We allowed him to edit his own materials, and only allowed us to post about the 25 in the exhibit. This leaves about 150+ messages that I have been "cc"d on during the years, some of which are so funny that they are downright dangerous (you could break a rib, or choke from laughing).

Hopefully, we'll persuade him to allow us to post more of these letters.

BTW, the FOREX Scam Gallery is taking longer to create, but it is almost done and should be published this week. There was a lot more stuff out there on FOREX scams than I had thought, and it has taken some time to assimilate and organize it all.


Internal Administrator
Posted: Friday, August 12, 2011
Joined: 10/12/2010
Posts: 5780


Posted: 9/11/2002 1:32:28 AM

By: NewStudent

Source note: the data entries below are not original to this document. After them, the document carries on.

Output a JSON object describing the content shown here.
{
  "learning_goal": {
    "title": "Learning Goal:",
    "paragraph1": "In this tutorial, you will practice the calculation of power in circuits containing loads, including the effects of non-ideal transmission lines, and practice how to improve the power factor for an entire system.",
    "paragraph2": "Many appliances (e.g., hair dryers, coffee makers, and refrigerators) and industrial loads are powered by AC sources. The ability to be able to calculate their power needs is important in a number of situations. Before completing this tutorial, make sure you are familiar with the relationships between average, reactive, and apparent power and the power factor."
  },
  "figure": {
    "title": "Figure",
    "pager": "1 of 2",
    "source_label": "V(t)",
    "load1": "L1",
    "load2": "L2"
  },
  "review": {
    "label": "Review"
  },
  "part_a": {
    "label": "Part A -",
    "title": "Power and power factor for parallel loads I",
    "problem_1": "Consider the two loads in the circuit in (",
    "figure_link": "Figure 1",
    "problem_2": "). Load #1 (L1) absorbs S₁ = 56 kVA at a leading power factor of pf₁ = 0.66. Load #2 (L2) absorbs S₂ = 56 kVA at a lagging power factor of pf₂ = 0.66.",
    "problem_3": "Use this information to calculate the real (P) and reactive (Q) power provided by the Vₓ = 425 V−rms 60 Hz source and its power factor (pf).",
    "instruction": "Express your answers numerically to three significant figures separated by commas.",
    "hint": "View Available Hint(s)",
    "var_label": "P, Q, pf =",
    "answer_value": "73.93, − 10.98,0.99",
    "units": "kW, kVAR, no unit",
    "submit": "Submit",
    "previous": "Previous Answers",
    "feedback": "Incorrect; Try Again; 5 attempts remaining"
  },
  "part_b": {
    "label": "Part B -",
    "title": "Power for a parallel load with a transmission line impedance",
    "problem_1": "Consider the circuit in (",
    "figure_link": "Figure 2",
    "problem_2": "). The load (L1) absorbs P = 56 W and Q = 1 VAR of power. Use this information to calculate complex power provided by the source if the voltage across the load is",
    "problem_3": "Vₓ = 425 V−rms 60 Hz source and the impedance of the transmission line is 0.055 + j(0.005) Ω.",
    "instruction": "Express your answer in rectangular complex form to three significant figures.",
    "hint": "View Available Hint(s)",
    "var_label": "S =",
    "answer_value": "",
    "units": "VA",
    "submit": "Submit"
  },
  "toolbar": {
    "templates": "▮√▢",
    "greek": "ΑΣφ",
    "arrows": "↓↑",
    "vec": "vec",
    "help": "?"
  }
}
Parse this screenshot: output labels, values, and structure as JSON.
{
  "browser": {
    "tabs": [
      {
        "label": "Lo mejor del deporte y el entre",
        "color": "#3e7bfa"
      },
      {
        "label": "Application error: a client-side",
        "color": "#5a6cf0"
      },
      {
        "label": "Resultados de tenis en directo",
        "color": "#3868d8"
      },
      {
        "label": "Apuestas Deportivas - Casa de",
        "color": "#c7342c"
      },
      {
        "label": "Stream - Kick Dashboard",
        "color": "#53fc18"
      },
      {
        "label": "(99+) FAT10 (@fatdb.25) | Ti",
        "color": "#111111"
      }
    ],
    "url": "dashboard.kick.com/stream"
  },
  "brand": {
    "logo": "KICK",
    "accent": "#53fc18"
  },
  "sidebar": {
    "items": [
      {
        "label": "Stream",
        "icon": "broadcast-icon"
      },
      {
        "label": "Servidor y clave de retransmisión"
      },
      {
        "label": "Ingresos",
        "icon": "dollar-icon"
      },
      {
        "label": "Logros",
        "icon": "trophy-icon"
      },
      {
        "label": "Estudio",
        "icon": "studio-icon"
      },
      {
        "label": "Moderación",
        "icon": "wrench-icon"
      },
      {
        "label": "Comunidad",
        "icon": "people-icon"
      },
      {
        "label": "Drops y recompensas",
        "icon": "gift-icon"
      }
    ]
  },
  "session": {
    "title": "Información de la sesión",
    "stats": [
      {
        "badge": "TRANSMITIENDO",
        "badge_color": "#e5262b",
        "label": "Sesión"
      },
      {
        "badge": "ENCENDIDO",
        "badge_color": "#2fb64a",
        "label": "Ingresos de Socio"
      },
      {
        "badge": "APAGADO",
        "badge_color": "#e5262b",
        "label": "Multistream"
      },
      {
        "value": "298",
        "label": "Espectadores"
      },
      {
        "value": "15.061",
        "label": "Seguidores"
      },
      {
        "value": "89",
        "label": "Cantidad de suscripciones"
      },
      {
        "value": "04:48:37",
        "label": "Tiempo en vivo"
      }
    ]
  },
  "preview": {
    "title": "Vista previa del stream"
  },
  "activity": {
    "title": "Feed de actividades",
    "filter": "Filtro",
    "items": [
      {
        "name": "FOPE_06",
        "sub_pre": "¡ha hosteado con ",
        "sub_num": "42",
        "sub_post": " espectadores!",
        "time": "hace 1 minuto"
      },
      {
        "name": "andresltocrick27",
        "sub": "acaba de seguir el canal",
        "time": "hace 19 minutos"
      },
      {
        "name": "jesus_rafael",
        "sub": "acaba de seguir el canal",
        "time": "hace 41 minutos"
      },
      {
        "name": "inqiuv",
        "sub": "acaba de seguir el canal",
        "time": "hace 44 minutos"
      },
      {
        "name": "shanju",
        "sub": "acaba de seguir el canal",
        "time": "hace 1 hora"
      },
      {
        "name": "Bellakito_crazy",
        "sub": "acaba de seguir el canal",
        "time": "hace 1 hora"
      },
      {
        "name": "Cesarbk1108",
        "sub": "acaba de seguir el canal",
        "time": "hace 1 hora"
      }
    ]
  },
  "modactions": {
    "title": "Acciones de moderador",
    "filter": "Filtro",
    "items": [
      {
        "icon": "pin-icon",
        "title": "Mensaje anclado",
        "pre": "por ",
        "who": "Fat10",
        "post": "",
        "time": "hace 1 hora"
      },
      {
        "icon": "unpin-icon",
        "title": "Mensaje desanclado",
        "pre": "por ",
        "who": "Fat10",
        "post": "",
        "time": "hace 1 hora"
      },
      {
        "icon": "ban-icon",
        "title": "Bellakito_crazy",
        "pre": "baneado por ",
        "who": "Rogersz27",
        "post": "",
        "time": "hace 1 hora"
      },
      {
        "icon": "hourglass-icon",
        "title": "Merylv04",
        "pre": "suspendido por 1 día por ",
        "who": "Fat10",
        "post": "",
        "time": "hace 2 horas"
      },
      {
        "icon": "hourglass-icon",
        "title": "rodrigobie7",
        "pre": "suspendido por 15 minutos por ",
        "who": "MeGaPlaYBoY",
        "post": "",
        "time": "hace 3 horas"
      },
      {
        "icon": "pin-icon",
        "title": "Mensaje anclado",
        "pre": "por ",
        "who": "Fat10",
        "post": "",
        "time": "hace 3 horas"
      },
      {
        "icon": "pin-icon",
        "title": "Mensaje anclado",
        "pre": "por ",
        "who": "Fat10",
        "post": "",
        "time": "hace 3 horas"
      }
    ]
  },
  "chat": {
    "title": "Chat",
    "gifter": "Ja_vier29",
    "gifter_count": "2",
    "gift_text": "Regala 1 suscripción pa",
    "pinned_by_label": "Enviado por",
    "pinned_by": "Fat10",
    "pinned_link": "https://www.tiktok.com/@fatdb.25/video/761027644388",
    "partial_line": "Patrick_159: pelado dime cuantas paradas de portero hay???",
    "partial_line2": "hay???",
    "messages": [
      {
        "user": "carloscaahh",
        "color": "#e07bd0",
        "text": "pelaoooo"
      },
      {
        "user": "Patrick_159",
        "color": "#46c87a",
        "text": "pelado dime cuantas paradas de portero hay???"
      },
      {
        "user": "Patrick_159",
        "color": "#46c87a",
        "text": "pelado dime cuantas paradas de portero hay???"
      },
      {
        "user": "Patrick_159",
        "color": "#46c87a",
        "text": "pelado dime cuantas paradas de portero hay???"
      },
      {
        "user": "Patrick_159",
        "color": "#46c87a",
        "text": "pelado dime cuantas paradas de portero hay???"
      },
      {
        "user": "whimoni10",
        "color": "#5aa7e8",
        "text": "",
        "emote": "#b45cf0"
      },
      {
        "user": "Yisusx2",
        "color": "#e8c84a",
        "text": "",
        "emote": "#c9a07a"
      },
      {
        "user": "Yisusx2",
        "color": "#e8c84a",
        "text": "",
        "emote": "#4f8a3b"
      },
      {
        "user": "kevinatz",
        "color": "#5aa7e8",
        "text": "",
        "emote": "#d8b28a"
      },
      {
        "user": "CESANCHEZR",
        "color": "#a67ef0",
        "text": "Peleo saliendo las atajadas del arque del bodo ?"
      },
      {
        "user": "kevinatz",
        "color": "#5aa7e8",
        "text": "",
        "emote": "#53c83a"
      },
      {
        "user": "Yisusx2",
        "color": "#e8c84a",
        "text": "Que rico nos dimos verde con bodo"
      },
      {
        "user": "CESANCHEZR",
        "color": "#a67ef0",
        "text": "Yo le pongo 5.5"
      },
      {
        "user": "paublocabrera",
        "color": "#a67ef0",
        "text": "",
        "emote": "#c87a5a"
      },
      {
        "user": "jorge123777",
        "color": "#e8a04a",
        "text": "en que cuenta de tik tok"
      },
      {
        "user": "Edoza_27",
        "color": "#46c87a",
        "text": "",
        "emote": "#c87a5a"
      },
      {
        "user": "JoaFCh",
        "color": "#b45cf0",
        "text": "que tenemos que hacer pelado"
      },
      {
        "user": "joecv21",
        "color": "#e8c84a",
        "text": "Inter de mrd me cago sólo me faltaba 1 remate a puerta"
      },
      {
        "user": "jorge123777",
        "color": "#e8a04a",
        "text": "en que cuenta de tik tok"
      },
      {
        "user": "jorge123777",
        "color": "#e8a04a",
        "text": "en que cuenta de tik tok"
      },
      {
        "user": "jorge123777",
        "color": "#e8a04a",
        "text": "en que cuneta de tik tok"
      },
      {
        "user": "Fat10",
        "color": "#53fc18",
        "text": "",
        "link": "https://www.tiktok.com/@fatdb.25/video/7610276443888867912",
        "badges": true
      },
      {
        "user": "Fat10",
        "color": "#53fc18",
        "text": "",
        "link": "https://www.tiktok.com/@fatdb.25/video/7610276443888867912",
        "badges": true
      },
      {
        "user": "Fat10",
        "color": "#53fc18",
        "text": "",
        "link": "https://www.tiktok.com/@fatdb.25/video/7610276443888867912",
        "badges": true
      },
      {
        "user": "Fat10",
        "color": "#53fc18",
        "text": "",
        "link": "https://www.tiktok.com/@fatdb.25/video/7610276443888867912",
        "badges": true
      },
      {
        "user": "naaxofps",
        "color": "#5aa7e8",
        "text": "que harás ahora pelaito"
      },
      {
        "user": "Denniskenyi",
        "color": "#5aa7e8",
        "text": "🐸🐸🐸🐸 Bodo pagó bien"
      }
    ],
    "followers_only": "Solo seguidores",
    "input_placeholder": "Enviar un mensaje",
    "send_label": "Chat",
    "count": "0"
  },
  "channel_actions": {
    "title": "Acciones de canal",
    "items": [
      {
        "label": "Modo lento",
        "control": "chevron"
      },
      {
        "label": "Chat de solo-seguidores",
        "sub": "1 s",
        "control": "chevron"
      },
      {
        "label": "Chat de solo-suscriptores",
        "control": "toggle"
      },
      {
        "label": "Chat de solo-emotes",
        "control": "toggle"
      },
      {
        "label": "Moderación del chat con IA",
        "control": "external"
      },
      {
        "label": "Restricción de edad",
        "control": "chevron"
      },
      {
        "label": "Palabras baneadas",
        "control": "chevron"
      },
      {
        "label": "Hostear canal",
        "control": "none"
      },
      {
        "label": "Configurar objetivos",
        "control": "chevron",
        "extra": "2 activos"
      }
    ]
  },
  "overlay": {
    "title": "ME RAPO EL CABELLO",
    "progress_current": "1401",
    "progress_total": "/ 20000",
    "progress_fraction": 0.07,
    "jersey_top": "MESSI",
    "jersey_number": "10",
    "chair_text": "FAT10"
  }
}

The Brad Christensen exhibit is hilarious. Highly recommended reading.

And there's still time to get your 4-1-9 t-shirt:

http://www.clickandbuild.com/cnb/shop/cashncarrion?listPos=&op=catalogue-products-null&prodCategoryID=5


Anonymous
Posted: Friday, August 12, 2011

Posted: 9/13/2002 11:58:28 PM

By: EM

This is also great:

http://www.haxial.com/fraud/mikeaba.html

I just love the scanned passport and the bathtub pictures...

EM


Anonymous
Posted: Friday, August 12, 2011

Posted: 9/12/2002 4:24:49 PM

By: gar

brad was so funny that i had to stop reading for awhile. the only thing funnier was the global prosperity scripts.


 

Jump to different Forum... 

We hunt for red flags in high-value, cross-border finance by monitoring offshore and onshore courts, regulatory actions, offering documents, and other sources - and email you the results.

View Recent Digests

Cayman Court Secrecy: A Huge Red Flag for Foreign Investors & Clients
David Marchant
As any fule kno, the biggest enemy of fraud, corruption, money laundering, and other forms of financial crime is transparency, while their best friend is secrecy. That's why the unprecedented mass sealing of cases that's taking place at the Financial Services Division of the Grand Court of the Cayman Islands is repugnant to anyone with a genuine concern for financial crime.